• _AIM OF THE TASK_
Looking at the listing below, work out the number of lines where the string "this" shows up, and give that number only.

(DATA SHOWN)

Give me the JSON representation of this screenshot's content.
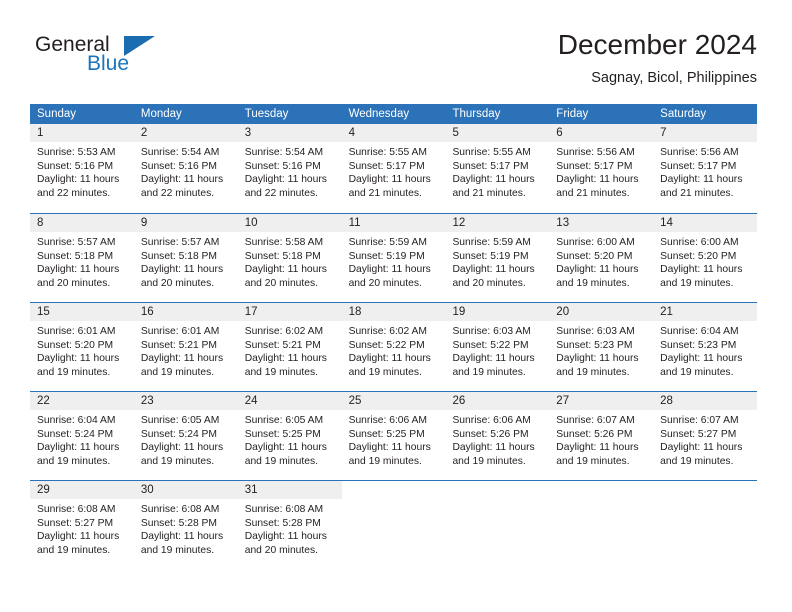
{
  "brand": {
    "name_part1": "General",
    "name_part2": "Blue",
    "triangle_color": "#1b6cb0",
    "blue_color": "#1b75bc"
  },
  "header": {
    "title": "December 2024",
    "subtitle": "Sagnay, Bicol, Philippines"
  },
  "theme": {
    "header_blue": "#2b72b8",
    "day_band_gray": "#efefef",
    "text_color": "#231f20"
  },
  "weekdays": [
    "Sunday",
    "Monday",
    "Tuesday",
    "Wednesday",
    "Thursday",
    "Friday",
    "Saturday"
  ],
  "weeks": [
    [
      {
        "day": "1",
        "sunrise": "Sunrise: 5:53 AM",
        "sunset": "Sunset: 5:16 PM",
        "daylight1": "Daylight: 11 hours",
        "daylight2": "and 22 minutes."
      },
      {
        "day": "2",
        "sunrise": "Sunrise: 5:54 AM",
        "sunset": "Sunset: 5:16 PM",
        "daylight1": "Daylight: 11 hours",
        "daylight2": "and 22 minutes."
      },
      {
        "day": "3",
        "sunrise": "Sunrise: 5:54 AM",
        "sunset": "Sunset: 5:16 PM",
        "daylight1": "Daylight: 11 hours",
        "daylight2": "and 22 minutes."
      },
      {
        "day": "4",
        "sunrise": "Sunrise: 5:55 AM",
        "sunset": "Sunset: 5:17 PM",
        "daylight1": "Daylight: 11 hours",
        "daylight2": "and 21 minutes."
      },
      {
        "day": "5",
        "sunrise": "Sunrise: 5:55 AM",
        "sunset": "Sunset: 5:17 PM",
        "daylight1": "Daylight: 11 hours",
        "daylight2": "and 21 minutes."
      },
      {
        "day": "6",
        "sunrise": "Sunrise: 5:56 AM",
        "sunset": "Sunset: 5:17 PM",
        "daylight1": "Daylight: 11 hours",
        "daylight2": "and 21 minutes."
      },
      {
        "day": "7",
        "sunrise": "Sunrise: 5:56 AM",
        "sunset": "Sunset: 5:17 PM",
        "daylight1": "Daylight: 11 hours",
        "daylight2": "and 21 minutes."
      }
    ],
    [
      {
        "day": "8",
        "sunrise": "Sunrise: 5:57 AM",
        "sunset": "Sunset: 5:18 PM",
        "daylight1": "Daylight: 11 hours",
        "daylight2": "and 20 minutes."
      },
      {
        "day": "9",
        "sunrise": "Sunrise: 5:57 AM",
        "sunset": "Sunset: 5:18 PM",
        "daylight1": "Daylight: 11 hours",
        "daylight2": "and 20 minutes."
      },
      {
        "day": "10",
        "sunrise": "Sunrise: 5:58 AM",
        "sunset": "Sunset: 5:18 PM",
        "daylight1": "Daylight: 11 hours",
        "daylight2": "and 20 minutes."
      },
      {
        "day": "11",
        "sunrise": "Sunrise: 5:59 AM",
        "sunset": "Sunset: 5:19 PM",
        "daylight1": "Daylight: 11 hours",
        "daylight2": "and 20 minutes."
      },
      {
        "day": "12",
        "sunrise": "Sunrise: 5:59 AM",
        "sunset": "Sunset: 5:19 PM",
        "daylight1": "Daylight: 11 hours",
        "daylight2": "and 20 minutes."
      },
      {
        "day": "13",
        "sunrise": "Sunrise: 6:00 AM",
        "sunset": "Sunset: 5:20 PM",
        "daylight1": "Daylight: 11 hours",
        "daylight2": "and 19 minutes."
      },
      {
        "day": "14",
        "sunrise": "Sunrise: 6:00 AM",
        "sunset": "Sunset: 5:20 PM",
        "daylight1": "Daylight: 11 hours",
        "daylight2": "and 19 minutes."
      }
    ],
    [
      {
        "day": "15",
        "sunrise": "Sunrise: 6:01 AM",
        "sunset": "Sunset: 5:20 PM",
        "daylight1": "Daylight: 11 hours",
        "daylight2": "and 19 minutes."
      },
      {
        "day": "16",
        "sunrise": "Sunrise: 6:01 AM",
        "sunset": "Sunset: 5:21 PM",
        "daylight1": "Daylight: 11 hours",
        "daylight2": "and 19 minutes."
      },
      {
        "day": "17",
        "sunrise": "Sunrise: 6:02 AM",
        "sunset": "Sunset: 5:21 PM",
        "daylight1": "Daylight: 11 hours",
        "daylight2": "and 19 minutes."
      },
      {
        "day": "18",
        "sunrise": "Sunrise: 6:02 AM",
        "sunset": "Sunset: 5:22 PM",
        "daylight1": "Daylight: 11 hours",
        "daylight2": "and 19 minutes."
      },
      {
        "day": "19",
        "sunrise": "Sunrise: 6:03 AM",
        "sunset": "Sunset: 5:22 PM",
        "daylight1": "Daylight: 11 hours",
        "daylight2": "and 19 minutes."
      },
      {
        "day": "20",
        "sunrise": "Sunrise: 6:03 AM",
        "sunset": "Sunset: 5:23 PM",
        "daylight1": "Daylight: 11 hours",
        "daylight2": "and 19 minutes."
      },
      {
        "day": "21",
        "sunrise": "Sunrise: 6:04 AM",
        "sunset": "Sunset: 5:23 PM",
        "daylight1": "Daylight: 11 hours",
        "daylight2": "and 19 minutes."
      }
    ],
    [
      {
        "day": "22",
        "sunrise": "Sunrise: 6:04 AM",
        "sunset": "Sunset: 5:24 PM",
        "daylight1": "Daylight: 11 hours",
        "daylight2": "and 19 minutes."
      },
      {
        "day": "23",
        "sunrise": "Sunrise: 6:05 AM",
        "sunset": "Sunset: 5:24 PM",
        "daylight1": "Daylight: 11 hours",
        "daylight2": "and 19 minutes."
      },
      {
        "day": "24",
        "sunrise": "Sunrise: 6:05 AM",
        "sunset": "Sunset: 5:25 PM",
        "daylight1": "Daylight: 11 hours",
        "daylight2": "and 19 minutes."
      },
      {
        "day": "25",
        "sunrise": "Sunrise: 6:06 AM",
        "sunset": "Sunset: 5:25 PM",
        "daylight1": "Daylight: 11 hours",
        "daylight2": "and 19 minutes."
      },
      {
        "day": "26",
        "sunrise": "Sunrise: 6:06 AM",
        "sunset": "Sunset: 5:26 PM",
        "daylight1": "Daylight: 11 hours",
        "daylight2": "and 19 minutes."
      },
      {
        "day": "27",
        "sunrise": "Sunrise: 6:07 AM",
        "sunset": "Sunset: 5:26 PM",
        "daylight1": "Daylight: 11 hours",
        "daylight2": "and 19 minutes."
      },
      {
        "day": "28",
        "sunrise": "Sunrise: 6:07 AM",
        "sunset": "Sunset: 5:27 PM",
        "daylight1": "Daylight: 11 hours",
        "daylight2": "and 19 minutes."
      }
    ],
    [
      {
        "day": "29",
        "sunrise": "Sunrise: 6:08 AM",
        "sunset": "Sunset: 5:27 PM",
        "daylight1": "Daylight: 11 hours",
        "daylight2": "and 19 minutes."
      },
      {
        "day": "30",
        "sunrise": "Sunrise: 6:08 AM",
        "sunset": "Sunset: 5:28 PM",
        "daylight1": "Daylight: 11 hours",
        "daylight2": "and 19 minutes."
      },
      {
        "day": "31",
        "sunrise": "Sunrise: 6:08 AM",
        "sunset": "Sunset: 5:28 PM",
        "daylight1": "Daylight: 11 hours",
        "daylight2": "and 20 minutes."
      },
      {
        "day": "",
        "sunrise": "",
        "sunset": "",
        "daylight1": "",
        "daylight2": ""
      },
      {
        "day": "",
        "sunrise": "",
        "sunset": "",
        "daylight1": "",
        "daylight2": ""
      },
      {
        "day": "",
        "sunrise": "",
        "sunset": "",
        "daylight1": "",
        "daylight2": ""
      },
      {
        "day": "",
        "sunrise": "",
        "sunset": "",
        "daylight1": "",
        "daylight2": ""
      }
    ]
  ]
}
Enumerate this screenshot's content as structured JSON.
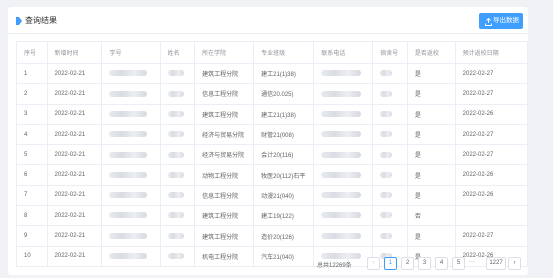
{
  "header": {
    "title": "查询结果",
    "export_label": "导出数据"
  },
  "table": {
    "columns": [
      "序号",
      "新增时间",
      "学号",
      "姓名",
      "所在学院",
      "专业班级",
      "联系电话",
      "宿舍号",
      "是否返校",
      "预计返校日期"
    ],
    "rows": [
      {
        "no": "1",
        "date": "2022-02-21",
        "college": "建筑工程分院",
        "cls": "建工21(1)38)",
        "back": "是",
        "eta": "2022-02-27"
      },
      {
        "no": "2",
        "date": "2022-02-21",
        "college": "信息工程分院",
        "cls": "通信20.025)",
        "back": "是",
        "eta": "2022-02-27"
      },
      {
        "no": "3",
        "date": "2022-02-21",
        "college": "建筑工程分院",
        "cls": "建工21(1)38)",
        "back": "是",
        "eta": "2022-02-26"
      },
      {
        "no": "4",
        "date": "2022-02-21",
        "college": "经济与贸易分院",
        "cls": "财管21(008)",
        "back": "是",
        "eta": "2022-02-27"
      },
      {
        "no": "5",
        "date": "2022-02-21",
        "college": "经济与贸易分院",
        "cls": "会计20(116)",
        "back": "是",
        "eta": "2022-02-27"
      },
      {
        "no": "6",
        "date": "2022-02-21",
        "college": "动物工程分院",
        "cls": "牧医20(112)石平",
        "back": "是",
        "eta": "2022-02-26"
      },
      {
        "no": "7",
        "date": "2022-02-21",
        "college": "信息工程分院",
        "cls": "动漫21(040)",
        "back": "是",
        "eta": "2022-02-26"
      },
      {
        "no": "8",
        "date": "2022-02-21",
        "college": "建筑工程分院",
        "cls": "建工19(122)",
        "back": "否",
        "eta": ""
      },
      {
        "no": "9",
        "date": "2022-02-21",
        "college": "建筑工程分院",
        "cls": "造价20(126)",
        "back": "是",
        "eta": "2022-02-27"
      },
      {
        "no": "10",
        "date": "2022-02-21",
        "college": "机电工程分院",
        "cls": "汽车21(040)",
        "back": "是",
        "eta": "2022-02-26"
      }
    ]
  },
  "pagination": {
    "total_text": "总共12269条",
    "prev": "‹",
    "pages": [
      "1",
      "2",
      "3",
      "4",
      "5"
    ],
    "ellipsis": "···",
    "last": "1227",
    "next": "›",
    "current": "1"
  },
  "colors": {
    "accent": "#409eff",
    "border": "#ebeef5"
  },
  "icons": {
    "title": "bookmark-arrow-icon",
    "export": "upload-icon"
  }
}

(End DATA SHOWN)

• _COMPLETED EXERCISE_
2